- Brief
Repeat the records below in their entirety, exactly.

####

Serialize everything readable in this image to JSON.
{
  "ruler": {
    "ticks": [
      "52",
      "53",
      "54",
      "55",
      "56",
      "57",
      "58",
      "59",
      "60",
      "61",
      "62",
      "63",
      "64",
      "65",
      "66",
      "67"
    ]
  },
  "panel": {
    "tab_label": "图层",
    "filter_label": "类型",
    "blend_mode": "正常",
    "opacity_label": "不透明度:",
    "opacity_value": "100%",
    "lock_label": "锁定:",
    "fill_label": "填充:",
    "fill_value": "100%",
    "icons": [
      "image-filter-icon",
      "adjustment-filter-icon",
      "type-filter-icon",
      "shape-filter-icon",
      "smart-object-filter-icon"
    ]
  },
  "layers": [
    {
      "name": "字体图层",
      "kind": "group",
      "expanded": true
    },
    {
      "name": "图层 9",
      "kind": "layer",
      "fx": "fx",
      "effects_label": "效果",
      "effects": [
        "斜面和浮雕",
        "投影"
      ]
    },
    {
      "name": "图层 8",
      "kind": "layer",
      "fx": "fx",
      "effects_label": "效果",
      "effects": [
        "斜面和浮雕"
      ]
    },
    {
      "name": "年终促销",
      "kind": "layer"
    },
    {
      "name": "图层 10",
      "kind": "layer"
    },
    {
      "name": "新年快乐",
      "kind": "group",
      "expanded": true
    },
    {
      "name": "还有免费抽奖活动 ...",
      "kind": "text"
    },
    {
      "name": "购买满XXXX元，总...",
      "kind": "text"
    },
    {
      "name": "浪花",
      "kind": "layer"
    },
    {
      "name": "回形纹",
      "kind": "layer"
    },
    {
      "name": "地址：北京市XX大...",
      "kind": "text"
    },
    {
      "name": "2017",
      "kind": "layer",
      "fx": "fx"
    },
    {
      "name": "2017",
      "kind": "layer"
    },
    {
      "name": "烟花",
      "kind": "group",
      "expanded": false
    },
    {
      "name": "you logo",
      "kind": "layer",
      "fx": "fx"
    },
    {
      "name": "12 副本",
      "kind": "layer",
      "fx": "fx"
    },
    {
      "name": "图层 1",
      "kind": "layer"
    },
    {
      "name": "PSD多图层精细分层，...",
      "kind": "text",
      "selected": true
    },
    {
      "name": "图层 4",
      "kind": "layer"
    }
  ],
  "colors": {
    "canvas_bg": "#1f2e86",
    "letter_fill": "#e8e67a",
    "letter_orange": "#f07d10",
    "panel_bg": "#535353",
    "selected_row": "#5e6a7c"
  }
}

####

- Output for this exercise
Serialize everything readable in this image to JSON.
{
  "ruler": {
    "ticks": [
      "52",
      "53",
      "54",
      "55",
      "56",
      "57",
      "58",
      "59",
      "60",
      "61",
      "62",
      "63",
      "64",
      "65",
      "66",
      "67"
    ]
  },
  "panel": {
    "tab_label": "图层",
    "filter_label": "类型",
    "blend_mode": "正常",
    "opacity_label": "不透明度:",
    "opacity_value": "100%",
    "lock_label": "锁定:",
    "fill_label": "填充:",
    "fill_value": "100%",
    "icons": [
      "image-filter-icon",
      "adjustment-filter-icon",
      "type-filter-icon",
      "shape-filter-icon",
      "smart-object-filter-icon"
    ]
  },
  "layers": [
    {
      "name": "字体图层",
      "kind": "group",
      "expanded": true
    },
    {
      "name": "图层 9",
      "kind": "layer",
      "fx": "fx",
      "effects_label": "效果",
      "effects": [
        "斜面和浮雕",
        "投影"
      ]
    },
    {
      "name": "图层 8",
      "kind": "layer",
      "fx": "fx",
      "effects_label": "效果",
      "effects": [
        "斜面和浮雕"
      ]
    },
    {
      "name": "年终促销",
      "kind": "layer"
    },
    {
      "name": "图层 10",
      "kind": "layer"
    },
    {
      "name": "新年快乐",
      "kind": "group",
      "expanded": true
    },
    {
      "name": "还有免费抽奖活动 ...",
      "kind": "text"
    },
    {
      "name": "购买满XXXX元，总...",
      "kind": "text"
    },
    {
      "name": "浪花",
      "kind": "layer"
    },
    {
      "name": "回形纹",
      "kind": "layer"
    },
    {
      "name": "地址：北京市XX大...",
      "kind": "text"
    },
    {
      "name": "2017",
      "kind": "layer",
      "fx": "fx"
    },
    {
      "name": "2017",
      "kind": "layer"
    },
    {
      "name": "烟花",
      "kind": "group",
      "expanded": false
    },
    {
      "name": "you logo",
      "kind": "layer",
      "fx": "fx"
    },
    {
      "name": "12 副本",
      "kind": "layer",
      "fx": "fx"
    },
    {
      "name": "图层 1",
      "kind": "layer"
    },
    {
      "name": "PSD多图层精细分层，...",
      "kind": "text",
      "selected": true
    },
    {
      "name": "图层 4",
      "kind": "layer"
    }
  ],
  "colors": {
    "canvas_bg": "#1f2e86",
    "letter_fill": "#e8e67a",
    "letter_orange": "#f07d10",
    "panel_bg": "#535353",
    "selected_row": "#5e6a7c"
  }
}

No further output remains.